#### [ASSIGNMENT]
The listing that follows is to be output in full and without change.

#### [RECORDS PROVIDED]

※

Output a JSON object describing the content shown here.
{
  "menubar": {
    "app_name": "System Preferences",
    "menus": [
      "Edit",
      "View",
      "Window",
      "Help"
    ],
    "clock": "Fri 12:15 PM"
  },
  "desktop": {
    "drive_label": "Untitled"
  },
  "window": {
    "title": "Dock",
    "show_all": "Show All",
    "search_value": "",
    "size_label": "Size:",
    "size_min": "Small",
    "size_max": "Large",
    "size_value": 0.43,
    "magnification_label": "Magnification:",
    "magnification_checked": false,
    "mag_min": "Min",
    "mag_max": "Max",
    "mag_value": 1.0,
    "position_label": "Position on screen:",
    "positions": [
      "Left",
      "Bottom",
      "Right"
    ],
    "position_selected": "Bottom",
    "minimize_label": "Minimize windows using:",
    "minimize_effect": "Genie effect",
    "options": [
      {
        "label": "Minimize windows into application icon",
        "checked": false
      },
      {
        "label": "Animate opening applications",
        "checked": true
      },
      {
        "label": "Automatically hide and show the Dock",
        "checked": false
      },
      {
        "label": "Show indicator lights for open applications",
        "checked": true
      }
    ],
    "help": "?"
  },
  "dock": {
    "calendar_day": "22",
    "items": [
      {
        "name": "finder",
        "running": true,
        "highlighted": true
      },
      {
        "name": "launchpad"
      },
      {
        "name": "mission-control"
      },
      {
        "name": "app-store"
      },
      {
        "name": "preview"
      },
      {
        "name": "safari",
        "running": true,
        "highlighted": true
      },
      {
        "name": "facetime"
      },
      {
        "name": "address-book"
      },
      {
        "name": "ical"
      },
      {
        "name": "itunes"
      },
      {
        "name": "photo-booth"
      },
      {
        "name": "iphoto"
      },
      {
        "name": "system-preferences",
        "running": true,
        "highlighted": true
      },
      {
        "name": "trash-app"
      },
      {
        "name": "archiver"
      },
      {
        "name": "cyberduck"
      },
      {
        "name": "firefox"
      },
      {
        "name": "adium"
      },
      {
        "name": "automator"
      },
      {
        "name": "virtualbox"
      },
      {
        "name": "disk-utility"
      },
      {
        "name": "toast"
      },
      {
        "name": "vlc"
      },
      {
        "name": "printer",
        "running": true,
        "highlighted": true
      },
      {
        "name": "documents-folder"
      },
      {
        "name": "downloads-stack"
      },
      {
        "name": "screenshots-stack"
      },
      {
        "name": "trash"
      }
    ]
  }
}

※

#### [EXERCISE SOLUTION]
Output a JSON object describing the content shown here.
{
  "menubar": {
    "app_name": "System Preferences",
    "menus": [
      "Edit",
      "View",
      "Window",
      "Help"
    ],
    "clock": "Fri 12:15 PM"
  },
  "desktop": {
    "drive_label": "Untitled"
  },
  "window": {
    "title": "Dock",
    "show_all": "Show All",
    "search_value": "",
    "size_label": "Size:",
    "size_min": "Small",
    "size_max": "Large",
    "size_value": 0.43,
    "magnification_label": "Magnification:",
    "magnification_checked": false,
    "mag_min": "Min",
    "mag_max": "Max",
    "mag_value": 1.0,
    "position_label": "Position on screen:",
    "positions": [
      "Left",
      "Bottom",
      "Right"
    ],
    "position_selected": "Bottom",
    "minimize_label": "Minimize windows using:",
    "minimize_effect": "Genie effect",
    "options": [
      {
        "label": "Minimize windows into application icon",
        "checked": false
      },
      {
        "label": "Animate opening applications",
        "checked": true
      },
      {
        "label": "Automatically hide and show the Dock",
        "checked": false
      },
      {
        "label": "Show indicator lights for open applications",
        "checked": true
      }
    ],
    "help": "?"
  },
  "dock": {
    "calendar_day": "22",
    "items": [
      {
        "name": "finder",
        "running": true,
        "highlighted": true
      },
      {
        "name": "launchpad"
      },
      {
        "name": "mission-control"
      },
      {
        "name": "app-store"
      },
      {
        "name": "preview"
      },
      {
        "name": "safari",
        "running": true,
        "highlighted": true
      },
      {
        "name": "facetime"
      },
      {
        "name": "address-book"
      },
      {
        "name": "ical"
      },
      {
        "name": "itunes"
      },
      {
        "name": "photo-booth"
      },
      {
        "name": "iphoto"
      },
      {
        "name": "system-preferences",
        "running": true,
        "highlighted": true
      },
      {
        "name": "trash-app"
      },
      {
        "name": "archiver"
      },
      {
        "name": "cyberduck"
      },
      {
        "name": "firefox"
      },
      {
        "name": "adium"
      },
      {
        "name": "automator"
      },
      {
        "name": "virtualbox"
      },
      {
        "name": "disk-utility"
      },
      {
        "name": "toast"
      },
      {
        "name": "vlc"
      },
      {
        "name": "printer",
        "running": true,
        "highlighted": true
      },
      {
        "name": "documents-folder"
      },
      {
        "name": "downloads-stack"
      },
      {
        "name": "screenshots-stack"
      },
      {
        "name": "trash"
      }
    ]
  }
}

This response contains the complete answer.